== Input records ==
★ ★ ★ ★ ★

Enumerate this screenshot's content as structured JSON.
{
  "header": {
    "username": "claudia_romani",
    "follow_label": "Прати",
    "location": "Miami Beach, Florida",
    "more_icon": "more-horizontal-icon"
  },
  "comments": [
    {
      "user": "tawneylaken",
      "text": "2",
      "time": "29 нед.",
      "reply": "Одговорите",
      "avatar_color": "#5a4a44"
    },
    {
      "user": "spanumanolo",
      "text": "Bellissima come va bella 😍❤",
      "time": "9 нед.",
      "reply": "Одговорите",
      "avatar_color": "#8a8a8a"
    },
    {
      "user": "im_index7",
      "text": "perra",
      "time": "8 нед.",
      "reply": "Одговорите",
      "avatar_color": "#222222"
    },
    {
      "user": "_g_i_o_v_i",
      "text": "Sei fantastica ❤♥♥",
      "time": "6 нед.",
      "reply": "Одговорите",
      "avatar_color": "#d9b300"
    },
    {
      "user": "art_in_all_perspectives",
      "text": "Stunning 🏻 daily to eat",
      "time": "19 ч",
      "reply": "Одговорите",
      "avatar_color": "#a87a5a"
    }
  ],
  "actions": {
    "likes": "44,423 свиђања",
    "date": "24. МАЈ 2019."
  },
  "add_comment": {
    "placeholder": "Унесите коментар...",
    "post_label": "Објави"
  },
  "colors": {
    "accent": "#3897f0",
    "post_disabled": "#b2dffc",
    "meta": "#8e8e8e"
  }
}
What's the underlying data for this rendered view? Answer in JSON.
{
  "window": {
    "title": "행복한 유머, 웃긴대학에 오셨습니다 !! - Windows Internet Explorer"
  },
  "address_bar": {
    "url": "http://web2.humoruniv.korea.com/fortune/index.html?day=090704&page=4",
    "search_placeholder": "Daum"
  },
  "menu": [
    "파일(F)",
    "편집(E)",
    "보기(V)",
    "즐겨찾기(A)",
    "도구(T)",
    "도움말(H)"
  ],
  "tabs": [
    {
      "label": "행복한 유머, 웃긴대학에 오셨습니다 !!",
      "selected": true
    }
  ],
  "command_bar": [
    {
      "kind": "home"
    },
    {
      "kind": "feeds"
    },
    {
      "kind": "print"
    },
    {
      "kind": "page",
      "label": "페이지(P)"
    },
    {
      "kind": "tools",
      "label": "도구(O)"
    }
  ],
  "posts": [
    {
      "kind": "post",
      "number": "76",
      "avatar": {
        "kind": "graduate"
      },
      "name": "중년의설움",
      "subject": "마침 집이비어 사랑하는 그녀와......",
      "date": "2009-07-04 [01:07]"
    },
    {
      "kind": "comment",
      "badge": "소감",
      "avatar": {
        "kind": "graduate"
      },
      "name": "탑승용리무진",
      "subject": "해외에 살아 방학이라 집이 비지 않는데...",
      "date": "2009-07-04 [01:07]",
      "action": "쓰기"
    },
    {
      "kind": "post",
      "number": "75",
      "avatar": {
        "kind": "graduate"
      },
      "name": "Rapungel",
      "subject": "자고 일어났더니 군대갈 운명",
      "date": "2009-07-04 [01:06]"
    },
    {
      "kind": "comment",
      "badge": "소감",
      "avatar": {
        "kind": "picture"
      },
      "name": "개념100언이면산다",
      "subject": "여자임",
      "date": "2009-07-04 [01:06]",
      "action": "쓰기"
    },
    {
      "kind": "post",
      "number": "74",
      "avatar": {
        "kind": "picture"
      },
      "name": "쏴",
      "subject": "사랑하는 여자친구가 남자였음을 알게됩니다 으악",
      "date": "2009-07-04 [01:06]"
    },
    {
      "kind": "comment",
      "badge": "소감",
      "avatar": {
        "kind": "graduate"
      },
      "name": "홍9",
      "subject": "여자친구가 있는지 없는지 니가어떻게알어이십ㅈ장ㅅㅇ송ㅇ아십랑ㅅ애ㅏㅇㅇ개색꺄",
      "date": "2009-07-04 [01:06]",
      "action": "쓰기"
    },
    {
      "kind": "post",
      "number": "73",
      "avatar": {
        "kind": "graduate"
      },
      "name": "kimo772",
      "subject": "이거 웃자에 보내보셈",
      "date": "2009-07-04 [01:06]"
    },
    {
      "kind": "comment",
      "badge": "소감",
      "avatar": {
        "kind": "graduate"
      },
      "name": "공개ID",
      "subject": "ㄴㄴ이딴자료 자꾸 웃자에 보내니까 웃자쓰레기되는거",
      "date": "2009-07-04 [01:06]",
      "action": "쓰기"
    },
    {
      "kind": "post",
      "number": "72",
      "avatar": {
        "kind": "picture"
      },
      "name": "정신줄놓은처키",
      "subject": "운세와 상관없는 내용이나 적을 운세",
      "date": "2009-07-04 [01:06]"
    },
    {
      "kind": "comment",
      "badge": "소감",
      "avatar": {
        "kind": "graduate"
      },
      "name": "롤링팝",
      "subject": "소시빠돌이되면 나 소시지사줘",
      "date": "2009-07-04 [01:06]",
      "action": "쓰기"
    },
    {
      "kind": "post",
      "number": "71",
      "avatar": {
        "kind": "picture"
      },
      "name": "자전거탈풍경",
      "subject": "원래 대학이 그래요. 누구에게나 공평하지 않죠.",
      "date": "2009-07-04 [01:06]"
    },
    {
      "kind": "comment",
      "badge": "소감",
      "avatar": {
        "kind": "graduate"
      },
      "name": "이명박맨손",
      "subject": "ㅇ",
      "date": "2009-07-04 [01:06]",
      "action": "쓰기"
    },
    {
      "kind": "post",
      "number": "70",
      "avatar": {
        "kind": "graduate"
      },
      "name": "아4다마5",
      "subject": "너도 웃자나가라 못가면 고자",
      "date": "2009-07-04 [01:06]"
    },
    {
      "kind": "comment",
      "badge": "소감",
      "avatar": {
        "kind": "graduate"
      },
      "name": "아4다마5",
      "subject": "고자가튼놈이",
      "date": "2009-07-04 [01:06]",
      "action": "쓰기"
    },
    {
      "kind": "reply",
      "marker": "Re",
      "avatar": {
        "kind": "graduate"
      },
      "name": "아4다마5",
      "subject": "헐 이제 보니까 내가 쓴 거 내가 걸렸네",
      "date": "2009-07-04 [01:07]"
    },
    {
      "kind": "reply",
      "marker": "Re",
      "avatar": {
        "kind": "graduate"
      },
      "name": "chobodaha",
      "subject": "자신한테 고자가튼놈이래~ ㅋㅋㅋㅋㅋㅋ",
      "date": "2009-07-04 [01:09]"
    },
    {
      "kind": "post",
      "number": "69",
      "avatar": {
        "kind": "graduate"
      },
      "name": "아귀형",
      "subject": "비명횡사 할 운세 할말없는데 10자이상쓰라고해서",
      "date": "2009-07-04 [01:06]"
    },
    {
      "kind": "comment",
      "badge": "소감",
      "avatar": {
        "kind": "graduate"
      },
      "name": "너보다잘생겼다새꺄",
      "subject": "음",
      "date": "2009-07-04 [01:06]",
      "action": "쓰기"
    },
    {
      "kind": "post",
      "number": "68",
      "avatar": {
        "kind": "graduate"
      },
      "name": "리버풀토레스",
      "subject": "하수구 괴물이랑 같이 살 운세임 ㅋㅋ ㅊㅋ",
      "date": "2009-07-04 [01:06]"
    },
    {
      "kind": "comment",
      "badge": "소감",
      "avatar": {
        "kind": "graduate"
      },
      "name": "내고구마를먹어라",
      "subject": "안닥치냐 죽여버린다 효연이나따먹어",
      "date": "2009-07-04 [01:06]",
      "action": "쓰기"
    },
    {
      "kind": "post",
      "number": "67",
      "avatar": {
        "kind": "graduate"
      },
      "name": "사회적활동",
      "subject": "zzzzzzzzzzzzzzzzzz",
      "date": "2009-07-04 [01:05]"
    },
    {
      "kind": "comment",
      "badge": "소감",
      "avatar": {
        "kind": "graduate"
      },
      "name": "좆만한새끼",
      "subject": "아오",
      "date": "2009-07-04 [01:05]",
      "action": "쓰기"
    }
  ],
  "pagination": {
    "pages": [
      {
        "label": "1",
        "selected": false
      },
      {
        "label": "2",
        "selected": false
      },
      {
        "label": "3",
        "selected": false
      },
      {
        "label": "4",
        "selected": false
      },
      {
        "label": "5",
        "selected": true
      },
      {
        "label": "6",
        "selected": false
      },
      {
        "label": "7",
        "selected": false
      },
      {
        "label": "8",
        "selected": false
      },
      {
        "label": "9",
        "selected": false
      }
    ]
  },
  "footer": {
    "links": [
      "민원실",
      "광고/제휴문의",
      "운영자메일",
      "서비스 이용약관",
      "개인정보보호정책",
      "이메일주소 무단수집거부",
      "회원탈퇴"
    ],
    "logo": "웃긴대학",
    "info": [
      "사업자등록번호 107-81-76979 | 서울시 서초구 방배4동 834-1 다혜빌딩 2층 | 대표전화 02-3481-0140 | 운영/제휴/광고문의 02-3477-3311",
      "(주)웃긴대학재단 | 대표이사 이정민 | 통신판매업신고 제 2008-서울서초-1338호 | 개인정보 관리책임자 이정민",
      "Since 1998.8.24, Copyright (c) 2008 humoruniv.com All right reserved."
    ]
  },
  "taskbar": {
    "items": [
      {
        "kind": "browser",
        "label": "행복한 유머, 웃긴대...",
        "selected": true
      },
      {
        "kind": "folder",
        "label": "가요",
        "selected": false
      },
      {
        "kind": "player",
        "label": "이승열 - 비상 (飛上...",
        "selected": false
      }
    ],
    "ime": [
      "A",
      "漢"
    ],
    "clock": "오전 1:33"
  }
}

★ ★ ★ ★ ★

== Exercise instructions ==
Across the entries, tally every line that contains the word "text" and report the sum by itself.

== Output of the task ==
5